### What is expected
Without omitting anything, retype the data that follows.

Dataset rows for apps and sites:
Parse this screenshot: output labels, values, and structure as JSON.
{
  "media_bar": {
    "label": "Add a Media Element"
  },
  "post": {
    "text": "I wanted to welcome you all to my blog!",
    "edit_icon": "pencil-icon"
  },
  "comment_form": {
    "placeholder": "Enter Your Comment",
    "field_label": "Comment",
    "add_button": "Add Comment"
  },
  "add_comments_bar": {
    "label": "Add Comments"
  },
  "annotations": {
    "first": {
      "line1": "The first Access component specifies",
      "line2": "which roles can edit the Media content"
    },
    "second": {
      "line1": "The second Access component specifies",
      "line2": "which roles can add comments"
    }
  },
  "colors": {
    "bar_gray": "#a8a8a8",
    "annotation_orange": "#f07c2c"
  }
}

### Solution to this task
Parse this screenshot: output labels, values, and structure as JSON.
{
  "media_bar": {
    "label": "Add a Media Element"
  },
  "post": {
    "text": "I wanted to welcome you all to my blog!",
    "edit_icon": "pencil-icon"
  },
  "comment_form": {
    "placeholder": "Enter Your Comment",
    "field_label": "Comment",
    "add_button": "Add Comment"
  },
  "add_comments_bar": {
    "label": "Add Comments"
  },
  "annotations": {
    "first": {
      "line1": "The first Access component specifies",
      "line2": "which roles can edit the Media content"
    },
    "second": {
      "line1": "The second Access component specifies",
      "line2": "which roles can add comments"
    }
  },
  "colors": {
    "bar_gray": "#a8a8a8",
    "annotation_orange": "#f07c2c"
  }
}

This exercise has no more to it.